Can I use code contract rewriting without installing VS on CI build
Yes. Install CodeContracts on the build server. (If it refuses to install on a machine without Visual Studio, just copy the files listed below, and their dependencies, onto the build server.) Once installed, you'll find the CodeContract tools installed in %programfiles%\Microsoft\Contracts\Bin. In that directory, there are 4 executables you'll be interested in:
ccrewrite.exe - The binary rewriter. This should be executed after compilation. It turns your contracts into runtime checks or whatever you specify you want them turned into.
ccrefgen.exe - This can generate contract reference assemblies alongside your assemblies. This is useful if you're shipping dlls to be consumed by other parties.
cccheck.exe - The static checker. On the build server, you'd run this tool over your assemblies containing contracts, and it will spit out warnings and messages as it encounters potential problems.
ccdocgen.exe - This generates XML documentation from the contracts in your code. You might want to use this if you're shipping dlls with contracts for consumption by other parties, or if you just need internal docs on your code.
Is there any msbuild tasks to execute Contract checking?
Yes. There are 2 MSBuild tasks shipping with CodeContracts: in the same CodeContracts installation directory, check out the MSBuild\[framework version] folder.
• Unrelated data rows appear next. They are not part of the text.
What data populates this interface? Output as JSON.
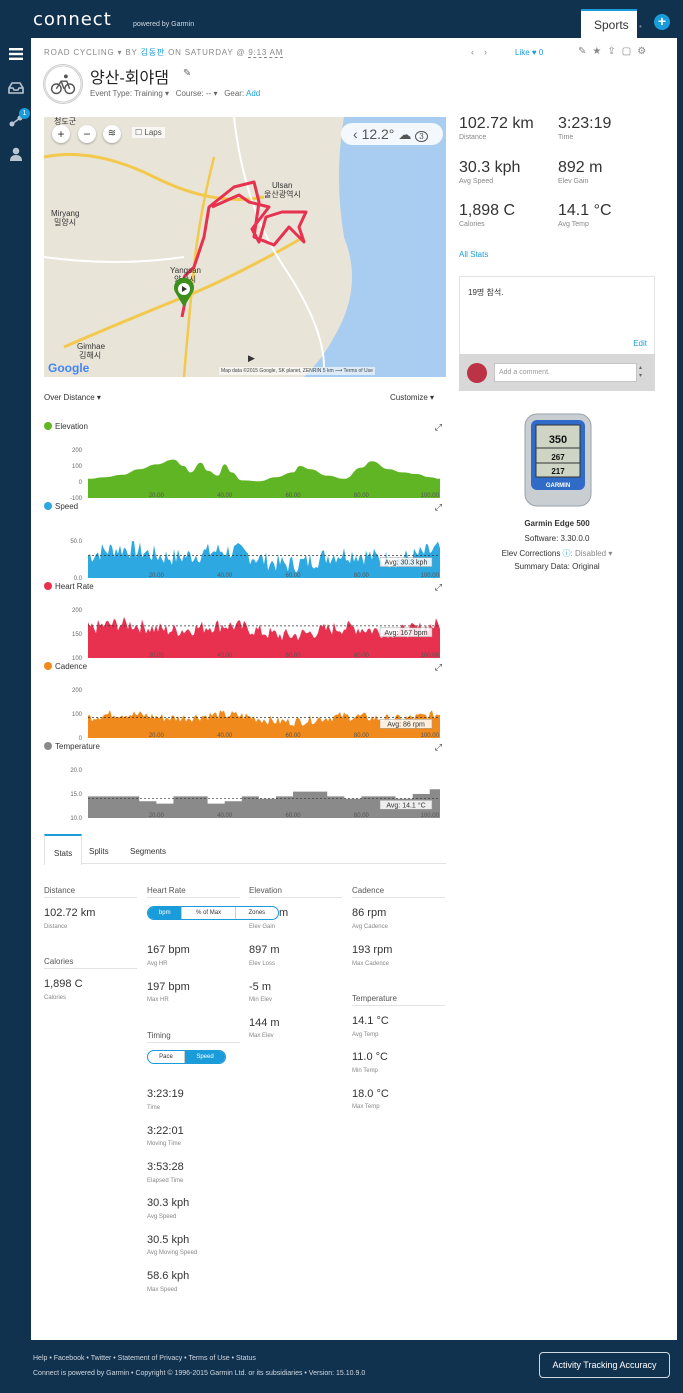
{
  "header": {
    "logo": "connect",
    "powered_by": "powered by Garmin",
    "tab_sports": "Sports",
    "add_label": "+"
  },
  "sidebar": {
    "badge": "1"
  },
  "activity": {
    "breadcrumb_type": "ROAD CYCLING",
    "breadcrumb_by": "BY",
    "owner": "김동판",
    "breadcrumb_on": "ON SATURDAY @",
    "time": "9:13 AM",
    "like_label": "Like",
    "like_count": "0",
    "title": "양산-회야댐",
    "event_type_label": "Event Type:",
    "event_type_value": "Training",
    "course_label": "Course:",
    "course_value": "--",
    "gear_label": "Gear:",
    "gear_add": "Add"
  },
  "map": {
    "laps_label": "Laps",
    "temperature": "12.2°",
    "weather_count": "3",
    "labels": {
      "cheongdo": "청도군",
      "miryang_en": "Miryang",
      "miryang_kr": "밀양시",
      "ulsan_en": "Ulsan",
      "ulsan_kr": "울산광역시",
      "yangsan_en": "Yangsan",
      "yangsan_kr": "양산시",
      "gimhae_en": "Gimhae",
      "gimhae_kr": "김해시"
    },
    "google": "Google",
    "attribution": "Map data ©2015 Google, SK planet, ZENRIN   5 km ⟶   Terms of Use"
  },
  "summary": {
    "distance": {
      "value": "102.72 km",
      "label": "Distance"
    },
    "time": {
      "value": "3:23:19",
      "label": "Time"
    },
    "avg_speed": {
      "value": "30.3 kph",
      "label": "Avg Speed"
    },
    "elev_gain": {
      "value": "892 m",
      "label": "Elev Gain"
    },
    "calories": {
      "value": "1,898 C",
      "label": "Calories"
    },
    "avg_temp": {
      "value": "14.1 °C",
      "label": "Avg Temp"
    },
    "all_stats": "All Stats"
  },
  "notes": {
    "text": "19명 참석.",
    "edit": "Edit",
    "comment_placeholder": "Add a comment."
  },
  "device": {
    "name": "Garmin Edge 500",
    "software": "Software: 3.30.0.0",
    "elev_corrections_label": "Elev Corrections",
    "elev_corrections_value": ": Disabled",
    "summary_data": "Summary Data: Original",
    "screen_top": "350",
    "screen_mid": "267",
    "screen_bot": "217"
  },
  "charts_header": {
    "over_distance": "Over Distance",
    "customize": "Customize"
  },
  "chart_data": [
    {
      "type": "area",
      "title": "Elevation",
      "color": "#5fb523",
      "y_ticks": [
        "200",
        "100",
        "0",
        "-100"
      ],
      "ylim": [
        -100,
        200
      ],
      "x_ticks": [
        "20.00",
        "40.00",
        "60.00",
        "80.00",
        "100.00"
      ],
      "x": [
        0,
        5,
        10,
        15,
        20,
        25,
        28,
        30,
        33,
        35,
        38,
        40,
        42,
        45,
        50,
        55,
        60,
        62,
        65,
        70,
        75,
        80,
        83,
        88,
        92,
        96,
        100,
        103
      ],
      "values": [
        20,
        30,
        45,
        80,
        110,
        140,
        100,
        60,
        120,
        70,
        40,
        110,
        60,
        10,
        5,
        30,
        60,
        100,
        80,
        40,
        20,
        90,
        130,
        80,
        60,
        50,
        30,
        20
      ]
    },
    {
      "type": "area",
      "title": "Speed",
      "color": "#2ea8e0",
      "y_ticks": [
        "50.0",
        "0.0"
      ],
      "ylim": [
        0,
        65
      ],
      "x_ticks": [
        "20.00",
        "40.00",
        "60.00",
        "80.00",
        "100.00"
      ],
      "avg_label": "Avg: 30.3 kph",
      "avg": 30.3
    },
    {
      "type": "area",
      "title": "Heart Rate",
      "color": "#e8314f",
      "y_ticks": [
        "200",
        "150",
        "100"
      ],
      "ylim": [
        100,
        200
      ],
      "x_ticks": [
        "20.00",
        "40.00",
        "60.00",
        "80.00",
        "100.00"
      ],
      "avg_label": "Avg: 167 bpm",
      "avg": 167
    },
    {
      "type": "area",
      "title": "Cadence",
      "color": "#f08a1c",
      "y_ticks": [
        "200",
        "100",
        "0"
      ],
      "ylim": [
        0,
        200
      ],
      "x_ticks": [
        "20.00",
        "40.00",
        "60.00",
        "80.00",
        "100.00"
      ],
      "avg_label": "Avg: 86 rpm",
      "avg": 86
    },
    {
      "type": "area",
      "title": "Temperature",
      "color": "#8a8a8a",
      "y_ticks": [
        "20.0",
        "15.0",
        "10.0"
      ],
      "ylim": [
        10,
        20
      ],
      "x_ticks": [
        "20.00",
        "40.00",
        "60.00",
        "80.00",
        "100.00"
      ],
      "avg_label": "Avg: 14.1 °C",
      "avg": 14.1,
      "x": [
        0,
        8,
        15,
        20,
        25,
        30,
        35,
        40,
        45,
        50,
        55,
        60,
        65,
        70,
        75,
        80,
        85,
        90,
        95,
        100,
        103
      ],
      "values": [
        14.5,
        14.5,
        13.5,
        13.0,
        14.5,
        14.5,
        13.0,
        13.5,
        14.5,
        14.0,
        14.5,
        15.5,
        15.5,
        14.5,
        14.0,
        14.5,
        14.5,
        14.0,
        15.0,
        16.0,
        17.5
      ]
    }
  ],
  "tabs": [
    "Stats",
    "Splits",
    "Segments"
  ],
  "stats": {
    "distance_head": "Distance",
    "distance_val": "102.72 km",
    "distance_lab": "Distance",
    "calories_head": "Calories",
    "calories_val": "1,898 C",
    "calories_lab": "Calories",
    "hr_head": "Heart Rate",
    "hr_toggle": [
      "bpm",
      "% of Max",
      "Zones"
    ],
    "avg_hr_val": "167 bpm",
    "avg_hr_lab": "Avg HR",
    "max_hr_val": "197 bpm",
    "max_hr_lab": "Max HR",
    "timing_head": "Timing",
    "timing_toggle": [
      "Pace",
      "Speed"
    ],
    "time_val": "3:23:19",
    "time_lab": "Time",
    "moving_val": "3:22:01",
    "moving_lab": "Moving Time",
    "elapsed_val": "3:53:28",
    "elapsed_lab": "Elapsed Time",
    "avg_speed_val": "30.3 kph",
    "avg_speed_lab": "Avg Speed",
    "avg_moving_val": "30.5 kph",
    "avg_moving_lab": "Avg Moving Speed",
    "max_speed_val": "58.6 kph",
    "max_speed_lab": "Max Speed",
    "elev_head": "Elevation",
    "elev_gain_val": "m",
    "elev_gain_lab": "Elev Gain",
    "elev_loss_val": "897 m",
    "elev_loss_lab": "Elev Loss",
    "min_elev_val": "-5 m",
    "min_elev_lab": "Min Elev",
    "max_elev_val": "144 m",
    "max_elev_lab": "Max Elev",
    "cad_head": "Cadence",
    "avg_cad_val": "86 rpm",
    "avg_cad_lab": "Avg Cadence",
    "max_cad_val": "193 rpm",
    "max_cad_lab": "Max Cadence",
    "temp_head": "Temperature",
    "avg_temp_val": "14.1 °C",
    "avg_temp_lab": "Avg Temp",
    "min_temp_val": "11.0 °C",
    "min_temp_lab": "Min Temp",
    "max_temp_val": "18.0 °C",
    "max_temp_lab": "Max Temp"
  },
  "footer": {
    "links": "Help • Facebook • Twitter • Statement of Privacy • Terms of Use • Status",
    "copyright": "Connect is powered by Garmin • Copyright © 1996-2015 Garmin Ltd. or its subsidiaries • Version: 15.10.9.0",
    "tracking_button": "Activity Tracking Accuracy"
  },
  "colors": {
    "accent": "#1a9cdb",
    "navy": "#11324f"
  }
}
In that directory, there are 2 files that should help you out: Microsoft.CodeContracts.targets and Microsoft.CodeContractAnalysis.targets.
According to the CodeContracts documentation,
An msbuild script extension Microsoft
.Contract. targets contains the extra
build actions for the runtime contract
instrumentation and static verification
steps. As a result of this approach,
it is possible to use the same
functionality when building from the
command line with the msbuild command.
Using msbuild on a project or solution
that uses contracts enabled via the VS
user interface will perform the same
actions as the corresponding build
As you can see, it is possible and supported to integrate the tools into CI builds via the MSBuild targets.
Do you use Code Contract's validation with CI builds?
Assuming you mean static checking with warnings/messages, I've done this personally, but haven't done this on a big project.
I hope this helps!
Hat tip to Jon Skeet's C# In Depth book for explanation of the command line tools.